Rugby rape trial: Jurors to continue deliberations on Wednesday
The jurors presiding in the trial of two Ireland Ulster rugby players accused of rape will be returning to Belfast Crown Court on Wednesday to continue their deliberations.
Telling the eight men and three women of the jury not to speak to anyone about the trial - especially at this critical stage of the case - Judge Patricia Smyth also urged the jurors to stay away from mainstream and social media reports.
Before sending the members home for the day, the Judge asked they all return to court for 10am on Wednesday. She also warned them not to discuss any aspect of the case unless all 11 members were present, adding "even if you travel with each other, please don't discuss the trial."
Earlier, Judge Smyth finished her charge and sent the jury out to consider a total of six charges. She told them: "Members of the jury, the only verdict I can accept is a unanimous verdict, and that is a verdict in respect of which all 11 of you agree.
"You may have heard something about a majority verdict. Put that out of your mind for now. If the time comes I can accept a majority verdict, I will ask you to come back to court and I will give you some final directions."
Following the mammoth, the jury is being asked to reach a verdict on charges arising from an alleged sex attack on a 19-year old student in the bedroom of Jackson's south Belfast home in the early hours of June 28, 2016.
The complainant alleges she was raped from behind by Paddy Jackson, and during this attack, she was forced to perform oral sex on his teammate Stuart Olding.
Jackson (26), from Oakleigh Park and 25-year-old Olding, from Ardenlee Street, have both denied rape, while Jackson has denied a further charge of sexual assault.
The woman also claims that Blane McIlroy then entered the bedroom, naked and with his penis in his hand, demanding sex. From Royal Lodge Road, the 26-year old denies exposure while a fourth men - 25-year-old Harrison, from Manse Road - has been charged with and denies perverting the course of justice and withholding information in the aftermath of the incident.

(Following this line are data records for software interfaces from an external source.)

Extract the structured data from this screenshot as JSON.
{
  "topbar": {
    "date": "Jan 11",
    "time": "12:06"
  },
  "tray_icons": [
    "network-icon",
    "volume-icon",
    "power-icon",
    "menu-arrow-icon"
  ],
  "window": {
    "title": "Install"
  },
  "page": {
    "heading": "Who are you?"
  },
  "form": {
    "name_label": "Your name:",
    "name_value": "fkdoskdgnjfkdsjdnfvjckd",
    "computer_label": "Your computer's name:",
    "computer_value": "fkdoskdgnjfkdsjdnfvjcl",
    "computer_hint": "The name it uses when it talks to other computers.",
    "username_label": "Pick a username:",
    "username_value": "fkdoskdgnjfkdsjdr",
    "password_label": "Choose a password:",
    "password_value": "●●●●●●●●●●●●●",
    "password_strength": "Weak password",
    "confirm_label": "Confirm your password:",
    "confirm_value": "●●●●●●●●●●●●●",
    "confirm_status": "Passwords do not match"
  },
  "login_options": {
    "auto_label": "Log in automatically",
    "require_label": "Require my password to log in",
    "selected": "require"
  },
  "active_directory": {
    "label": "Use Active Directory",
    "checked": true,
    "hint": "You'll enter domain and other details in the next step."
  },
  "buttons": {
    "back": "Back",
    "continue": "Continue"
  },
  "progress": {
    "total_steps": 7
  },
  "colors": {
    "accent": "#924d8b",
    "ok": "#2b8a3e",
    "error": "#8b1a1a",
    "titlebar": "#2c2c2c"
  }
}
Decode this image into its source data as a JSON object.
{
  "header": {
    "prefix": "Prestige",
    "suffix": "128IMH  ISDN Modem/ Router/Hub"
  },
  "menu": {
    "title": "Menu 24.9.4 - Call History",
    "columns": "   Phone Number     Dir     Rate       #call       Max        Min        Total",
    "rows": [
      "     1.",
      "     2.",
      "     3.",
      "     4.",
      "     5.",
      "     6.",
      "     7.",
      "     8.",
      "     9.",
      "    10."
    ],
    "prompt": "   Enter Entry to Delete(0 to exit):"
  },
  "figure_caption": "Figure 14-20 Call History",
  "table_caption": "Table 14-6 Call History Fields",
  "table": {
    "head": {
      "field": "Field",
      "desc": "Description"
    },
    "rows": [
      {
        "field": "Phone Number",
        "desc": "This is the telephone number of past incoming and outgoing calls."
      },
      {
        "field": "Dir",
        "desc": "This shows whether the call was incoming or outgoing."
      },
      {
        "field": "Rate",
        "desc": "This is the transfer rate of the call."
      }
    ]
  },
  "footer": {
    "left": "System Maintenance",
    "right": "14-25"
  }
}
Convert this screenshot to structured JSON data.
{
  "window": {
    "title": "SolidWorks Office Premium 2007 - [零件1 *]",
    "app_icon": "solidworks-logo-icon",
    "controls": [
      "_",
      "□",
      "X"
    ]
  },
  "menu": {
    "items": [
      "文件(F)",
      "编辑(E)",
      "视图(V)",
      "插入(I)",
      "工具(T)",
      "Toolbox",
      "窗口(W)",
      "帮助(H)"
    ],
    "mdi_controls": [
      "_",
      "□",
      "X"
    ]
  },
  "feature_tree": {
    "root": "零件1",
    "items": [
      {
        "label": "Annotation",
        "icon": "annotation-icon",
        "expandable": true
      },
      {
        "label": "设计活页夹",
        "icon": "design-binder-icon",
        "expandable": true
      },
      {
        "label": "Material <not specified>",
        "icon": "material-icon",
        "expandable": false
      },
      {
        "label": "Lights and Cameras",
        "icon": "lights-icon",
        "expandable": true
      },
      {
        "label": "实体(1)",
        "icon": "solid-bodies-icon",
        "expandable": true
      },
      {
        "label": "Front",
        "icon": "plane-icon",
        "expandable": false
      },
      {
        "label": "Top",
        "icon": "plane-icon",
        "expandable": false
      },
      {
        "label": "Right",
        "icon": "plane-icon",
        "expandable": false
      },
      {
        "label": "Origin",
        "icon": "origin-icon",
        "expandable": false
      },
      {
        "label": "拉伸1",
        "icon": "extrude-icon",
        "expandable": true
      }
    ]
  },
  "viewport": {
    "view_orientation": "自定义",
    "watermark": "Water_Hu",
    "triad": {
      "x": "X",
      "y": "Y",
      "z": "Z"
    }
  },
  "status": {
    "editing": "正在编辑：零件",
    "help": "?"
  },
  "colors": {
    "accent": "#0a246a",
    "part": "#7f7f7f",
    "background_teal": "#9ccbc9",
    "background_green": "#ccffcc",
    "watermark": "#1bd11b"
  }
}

Before sending the jury out to deliberate, Judge Smyth addressed them in her charge, which began on Friday and ended earlier today.
She asked the members to consider a number elements of the trial when reaching their verdict - including expert evidence from the medics, the text messages sent and received by all the young people involved in the case and alcohol consumption by all concerned.
They were also asked to take into account the good characters of all four defendants, the inconsistencies in their stories, and to consider what motivation the complainant would have to lie.
Judge Smyth told the jury: "The prosecution would say, what does (the complainant) have to gain by making up these allegations? Why would she make up these allegations, unless she is telling the truth.
"The prosecution must prove each defendant guilt, the defendant does not have to prove anything, and in particular they do not have to prove that they are innocent."
Judge Smyth said the defence had suggested the complainant made up the false allegations "as she was petrified pictures of her engaged in group sex would enter the public area, and thereafter, she was pressured from friends to report the matter to police, meaning that she began a process from which there is no way back.
"That is for you to decide"
Regarding the expert evidence, Judge Smyth said these witnesses were called to provide information and opinion.
She reminded the jury of two doctors who gave evidence - one who carried out an examination of the complainant at the Rowan sexual assault referral centre in Antrim, and a second medic called by the defence.
The doctor at the medical centre examined the woman hours after the alleged incident and noted purple bruising in her private area, as well as a one-cm tear in her vaginal wall. And while the two doctors disagreed on some aspects, they did agreed that the tear was caused by blunt force trauma by a penis, finger or other object - but the injury could not determine whether or not the penetration was consensual.
As with her charge on Monday, Judge Smyth again talked about the alcohol consumption by call concerned. While the Judge said on Monday that alcohol consumption didn't mean the complainant was looking for or willing to have sex, in today's address, the Judge told the jury: "All four defendants have told you they were drunk.
"Don't leap to the conclusion that just because the defendants had been drinking, they were prepared to engage in non-consensual sex."
Before they were sent out, the jurors were told none of the four men in the dock have been in trouble before, or have criminal records. She said that while "good character cannot by itself provide a defence to a criminal charge," it was up to them to choose "what weight you give to them in this case."
In addition, Judge Smyth spoke of the WhatsApp and text messages sent and received by the four defendants. One such message was Olding branding them 'top shaggers'. Pointing out the defence said some of the messages were taken out of context, Judge Smyth told them to consider a "possible innocent interpretation."
The eight men and three woman were also urged by the Judge to consider the different account of events given by all four accused. Telling them to treat the evidence given by all four men "in the same way you assess the evidence of any other witness in this case, Judge Smyth said it could be that their evidence was "tailored accordingly" - but that was for them to decide.
Belfast Telegraph Digital